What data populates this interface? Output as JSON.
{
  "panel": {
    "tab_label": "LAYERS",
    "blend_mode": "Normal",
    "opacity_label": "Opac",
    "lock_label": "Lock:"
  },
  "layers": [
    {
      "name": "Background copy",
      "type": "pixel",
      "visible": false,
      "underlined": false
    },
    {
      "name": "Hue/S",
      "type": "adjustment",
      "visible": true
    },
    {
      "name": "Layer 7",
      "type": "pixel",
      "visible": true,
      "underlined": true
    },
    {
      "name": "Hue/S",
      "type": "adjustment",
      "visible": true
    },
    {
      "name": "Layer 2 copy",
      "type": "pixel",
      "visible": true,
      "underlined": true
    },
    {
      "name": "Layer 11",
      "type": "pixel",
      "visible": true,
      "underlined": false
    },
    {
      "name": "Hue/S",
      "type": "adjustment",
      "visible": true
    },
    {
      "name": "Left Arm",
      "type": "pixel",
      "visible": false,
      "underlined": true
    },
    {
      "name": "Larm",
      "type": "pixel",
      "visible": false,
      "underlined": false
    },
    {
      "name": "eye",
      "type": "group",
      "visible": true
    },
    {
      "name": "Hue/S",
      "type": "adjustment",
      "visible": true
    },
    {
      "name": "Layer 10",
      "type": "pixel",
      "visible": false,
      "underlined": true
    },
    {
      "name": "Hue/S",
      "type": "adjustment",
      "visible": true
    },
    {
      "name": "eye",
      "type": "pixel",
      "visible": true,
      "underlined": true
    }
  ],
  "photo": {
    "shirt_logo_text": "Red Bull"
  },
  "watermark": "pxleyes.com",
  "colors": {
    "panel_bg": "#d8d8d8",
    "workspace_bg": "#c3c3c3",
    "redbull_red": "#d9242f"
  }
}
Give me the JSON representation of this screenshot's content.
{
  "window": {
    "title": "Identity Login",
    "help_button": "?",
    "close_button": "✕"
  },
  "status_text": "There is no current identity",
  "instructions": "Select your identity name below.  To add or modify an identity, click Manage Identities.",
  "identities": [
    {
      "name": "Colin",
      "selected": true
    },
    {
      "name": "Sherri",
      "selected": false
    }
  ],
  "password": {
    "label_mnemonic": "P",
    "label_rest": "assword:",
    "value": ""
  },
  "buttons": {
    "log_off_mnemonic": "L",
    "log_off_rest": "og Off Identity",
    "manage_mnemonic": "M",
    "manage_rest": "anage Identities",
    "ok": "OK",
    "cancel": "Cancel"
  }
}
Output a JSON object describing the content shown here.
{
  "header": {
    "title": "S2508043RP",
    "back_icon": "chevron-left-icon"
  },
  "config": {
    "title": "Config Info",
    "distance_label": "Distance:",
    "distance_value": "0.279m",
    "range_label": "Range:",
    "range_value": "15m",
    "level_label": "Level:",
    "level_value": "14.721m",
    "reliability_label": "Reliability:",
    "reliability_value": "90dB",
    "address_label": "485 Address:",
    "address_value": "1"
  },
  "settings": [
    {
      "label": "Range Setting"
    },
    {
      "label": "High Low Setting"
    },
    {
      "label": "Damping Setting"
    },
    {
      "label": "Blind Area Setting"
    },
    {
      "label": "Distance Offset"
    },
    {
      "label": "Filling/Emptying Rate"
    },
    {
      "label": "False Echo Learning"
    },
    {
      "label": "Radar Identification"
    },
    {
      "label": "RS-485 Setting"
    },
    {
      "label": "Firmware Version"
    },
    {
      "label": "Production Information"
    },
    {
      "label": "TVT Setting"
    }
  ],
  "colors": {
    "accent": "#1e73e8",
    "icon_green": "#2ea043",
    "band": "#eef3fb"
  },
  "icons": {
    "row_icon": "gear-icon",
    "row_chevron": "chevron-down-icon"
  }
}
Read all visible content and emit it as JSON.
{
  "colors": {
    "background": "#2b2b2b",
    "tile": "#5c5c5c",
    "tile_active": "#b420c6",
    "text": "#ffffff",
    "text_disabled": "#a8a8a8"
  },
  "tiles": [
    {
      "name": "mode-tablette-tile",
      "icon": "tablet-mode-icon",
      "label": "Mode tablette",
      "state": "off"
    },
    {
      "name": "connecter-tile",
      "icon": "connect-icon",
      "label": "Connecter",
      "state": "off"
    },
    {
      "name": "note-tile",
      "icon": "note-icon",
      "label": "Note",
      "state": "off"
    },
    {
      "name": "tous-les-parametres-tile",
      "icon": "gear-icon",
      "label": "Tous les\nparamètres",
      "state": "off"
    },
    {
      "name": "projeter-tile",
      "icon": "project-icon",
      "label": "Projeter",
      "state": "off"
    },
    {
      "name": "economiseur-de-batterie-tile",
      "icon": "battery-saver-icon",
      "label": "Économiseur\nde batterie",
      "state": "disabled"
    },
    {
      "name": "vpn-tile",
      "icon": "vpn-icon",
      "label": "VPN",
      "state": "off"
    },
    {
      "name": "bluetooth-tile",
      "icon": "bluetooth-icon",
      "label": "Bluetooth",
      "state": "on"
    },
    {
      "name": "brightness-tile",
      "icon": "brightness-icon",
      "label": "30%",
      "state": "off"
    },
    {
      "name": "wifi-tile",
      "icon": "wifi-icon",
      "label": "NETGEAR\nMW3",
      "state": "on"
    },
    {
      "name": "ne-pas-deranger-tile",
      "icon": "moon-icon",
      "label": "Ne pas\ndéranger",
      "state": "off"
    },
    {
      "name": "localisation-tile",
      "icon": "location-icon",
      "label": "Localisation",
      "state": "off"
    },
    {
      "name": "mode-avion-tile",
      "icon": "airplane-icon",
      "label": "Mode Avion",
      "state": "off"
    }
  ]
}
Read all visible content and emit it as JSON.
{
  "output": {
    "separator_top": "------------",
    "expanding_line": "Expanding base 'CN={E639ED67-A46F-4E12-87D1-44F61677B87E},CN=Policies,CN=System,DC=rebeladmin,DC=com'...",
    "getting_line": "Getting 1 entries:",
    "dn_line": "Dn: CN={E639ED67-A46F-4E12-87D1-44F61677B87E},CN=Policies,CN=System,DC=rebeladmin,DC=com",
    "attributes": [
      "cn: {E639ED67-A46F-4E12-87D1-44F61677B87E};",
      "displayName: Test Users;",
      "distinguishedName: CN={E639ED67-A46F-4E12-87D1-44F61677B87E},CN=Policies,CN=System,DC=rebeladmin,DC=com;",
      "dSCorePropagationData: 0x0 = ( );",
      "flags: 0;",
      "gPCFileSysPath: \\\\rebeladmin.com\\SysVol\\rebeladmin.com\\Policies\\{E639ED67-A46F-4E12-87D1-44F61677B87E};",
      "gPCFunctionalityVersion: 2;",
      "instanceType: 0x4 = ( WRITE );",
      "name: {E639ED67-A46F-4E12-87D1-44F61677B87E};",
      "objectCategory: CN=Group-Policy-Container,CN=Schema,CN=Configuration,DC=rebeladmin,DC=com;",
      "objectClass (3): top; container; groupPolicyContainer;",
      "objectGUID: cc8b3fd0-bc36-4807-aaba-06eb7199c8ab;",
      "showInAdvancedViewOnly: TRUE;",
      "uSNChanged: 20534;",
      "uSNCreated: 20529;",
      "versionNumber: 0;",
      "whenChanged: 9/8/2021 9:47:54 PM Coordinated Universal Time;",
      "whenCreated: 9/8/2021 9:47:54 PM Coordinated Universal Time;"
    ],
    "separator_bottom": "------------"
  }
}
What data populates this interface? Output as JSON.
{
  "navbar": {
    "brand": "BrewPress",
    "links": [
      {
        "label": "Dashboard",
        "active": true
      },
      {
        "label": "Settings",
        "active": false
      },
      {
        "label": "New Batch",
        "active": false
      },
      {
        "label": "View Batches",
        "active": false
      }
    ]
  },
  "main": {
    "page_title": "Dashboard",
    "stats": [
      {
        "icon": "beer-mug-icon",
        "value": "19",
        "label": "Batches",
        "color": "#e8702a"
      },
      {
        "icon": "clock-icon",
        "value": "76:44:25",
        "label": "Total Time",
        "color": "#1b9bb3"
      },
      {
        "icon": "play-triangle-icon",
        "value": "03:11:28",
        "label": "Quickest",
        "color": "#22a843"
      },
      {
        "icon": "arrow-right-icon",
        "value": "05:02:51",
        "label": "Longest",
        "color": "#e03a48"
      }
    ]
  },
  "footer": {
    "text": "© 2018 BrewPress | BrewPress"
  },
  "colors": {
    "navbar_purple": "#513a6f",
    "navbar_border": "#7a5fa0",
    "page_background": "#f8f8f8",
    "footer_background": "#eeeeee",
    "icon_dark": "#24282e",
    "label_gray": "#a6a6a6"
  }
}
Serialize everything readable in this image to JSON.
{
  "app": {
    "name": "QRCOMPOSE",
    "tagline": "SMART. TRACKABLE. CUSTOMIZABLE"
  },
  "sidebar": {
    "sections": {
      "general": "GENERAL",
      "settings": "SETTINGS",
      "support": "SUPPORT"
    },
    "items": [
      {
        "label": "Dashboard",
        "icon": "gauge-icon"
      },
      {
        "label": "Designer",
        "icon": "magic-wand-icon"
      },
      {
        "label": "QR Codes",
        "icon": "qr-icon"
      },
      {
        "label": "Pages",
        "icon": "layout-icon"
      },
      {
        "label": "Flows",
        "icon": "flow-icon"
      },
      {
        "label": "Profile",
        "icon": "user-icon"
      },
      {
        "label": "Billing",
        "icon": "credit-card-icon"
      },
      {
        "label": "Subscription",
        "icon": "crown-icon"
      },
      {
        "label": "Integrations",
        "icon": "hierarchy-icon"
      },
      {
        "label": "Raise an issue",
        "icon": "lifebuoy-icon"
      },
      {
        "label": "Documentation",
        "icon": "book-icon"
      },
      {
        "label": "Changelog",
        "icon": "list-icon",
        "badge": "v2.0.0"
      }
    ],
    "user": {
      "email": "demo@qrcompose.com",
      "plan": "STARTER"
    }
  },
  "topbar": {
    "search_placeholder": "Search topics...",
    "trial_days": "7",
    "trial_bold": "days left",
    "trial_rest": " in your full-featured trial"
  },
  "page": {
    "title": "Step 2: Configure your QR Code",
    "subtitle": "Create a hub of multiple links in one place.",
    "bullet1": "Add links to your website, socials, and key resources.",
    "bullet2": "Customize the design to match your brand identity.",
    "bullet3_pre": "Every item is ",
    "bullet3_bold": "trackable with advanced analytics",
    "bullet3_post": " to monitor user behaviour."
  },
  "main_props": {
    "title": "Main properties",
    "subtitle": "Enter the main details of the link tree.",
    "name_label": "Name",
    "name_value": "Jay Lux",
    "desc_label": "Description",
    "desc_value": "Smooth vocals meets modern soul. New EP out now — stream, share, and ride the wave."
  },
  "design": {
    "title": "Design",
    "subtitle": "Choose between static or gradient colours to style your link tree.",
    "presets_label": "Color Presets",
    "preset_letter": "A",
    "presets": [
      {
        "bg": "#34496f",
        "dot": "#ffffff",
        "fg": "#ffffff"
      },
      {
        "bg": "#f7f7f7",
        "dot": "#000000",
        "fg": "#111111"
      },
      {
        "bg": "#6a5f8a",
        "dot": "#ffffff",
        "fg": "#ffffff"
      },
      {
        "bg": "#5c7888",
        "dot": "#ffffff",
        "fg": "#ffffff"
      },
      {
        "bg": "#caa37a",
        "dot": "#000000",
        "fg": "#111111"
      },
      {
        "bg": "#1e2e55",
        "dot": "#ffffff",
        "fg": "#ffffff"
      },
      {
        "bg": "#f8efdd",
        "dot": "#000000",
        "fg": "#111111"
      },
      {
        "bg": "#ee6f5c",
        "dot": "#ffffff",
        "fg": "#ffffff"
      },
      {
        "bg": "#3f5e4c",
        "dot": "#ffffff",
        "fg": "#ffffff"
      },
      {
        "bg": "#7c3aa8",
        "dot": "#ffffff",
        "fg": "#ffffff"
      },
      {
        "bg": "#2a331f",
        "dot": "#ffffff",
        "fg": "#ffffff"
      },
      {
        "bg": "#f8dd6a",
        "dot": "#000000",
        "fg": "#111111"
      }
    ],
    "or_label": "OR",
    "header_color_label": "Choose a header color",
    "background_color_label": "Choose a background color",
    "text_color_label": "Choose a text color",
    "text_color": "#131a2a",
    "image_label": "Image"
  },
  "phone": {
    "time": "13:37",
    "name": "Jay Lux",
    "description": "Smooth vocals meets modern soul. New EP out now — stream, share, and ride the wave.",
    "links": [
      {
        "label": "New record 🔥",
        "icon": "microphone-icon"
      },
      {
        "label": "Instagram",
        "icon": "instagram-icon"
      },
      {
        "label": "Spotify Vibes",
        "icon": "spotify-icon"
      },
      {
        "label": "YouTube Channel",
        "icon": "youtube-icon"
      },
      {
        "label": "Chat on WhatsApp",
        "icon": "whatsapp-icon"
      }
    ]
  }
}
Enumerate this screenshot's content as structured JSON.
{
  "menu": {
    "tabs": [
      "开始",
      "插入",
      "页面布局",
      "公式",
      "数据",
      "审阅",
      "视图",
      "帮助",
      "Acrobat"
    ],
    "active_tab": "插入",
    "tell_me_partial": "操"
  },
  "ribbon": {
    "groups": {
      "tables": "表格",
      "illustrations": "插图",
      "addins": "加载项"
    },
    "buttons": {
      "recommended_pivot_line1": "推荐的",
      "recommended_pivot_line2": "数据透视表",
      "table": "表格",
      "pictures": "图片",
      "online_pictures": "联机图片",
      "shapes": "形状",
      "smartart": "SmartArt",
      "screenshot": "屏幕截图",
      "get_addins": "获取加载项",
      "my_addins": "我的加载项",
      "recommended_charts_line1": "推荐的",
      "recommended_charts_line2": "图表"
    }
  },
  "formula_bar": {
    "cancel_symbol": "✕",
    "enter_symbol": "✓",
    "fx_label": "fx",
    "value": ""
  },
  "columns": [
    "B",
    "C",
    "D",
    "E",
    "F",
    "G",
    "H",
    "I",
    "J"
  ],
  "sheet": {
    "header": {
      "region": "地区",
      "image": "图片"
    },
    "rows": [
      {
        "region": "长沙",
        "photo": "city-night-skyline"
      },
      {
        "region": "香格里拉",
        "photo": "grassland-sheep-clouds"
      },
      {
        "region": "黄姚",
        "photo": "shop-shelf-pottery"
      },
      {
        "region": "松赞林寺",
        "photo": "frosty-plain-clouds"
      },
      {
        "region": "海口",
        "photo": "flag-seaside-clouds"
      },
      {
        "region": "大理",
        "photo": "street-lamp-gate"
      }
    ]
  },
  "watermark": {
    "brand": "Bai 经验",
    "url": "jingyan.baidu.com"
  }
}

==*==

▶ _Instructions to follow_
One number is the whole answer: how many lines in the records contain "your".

▶ _Expected answer_
6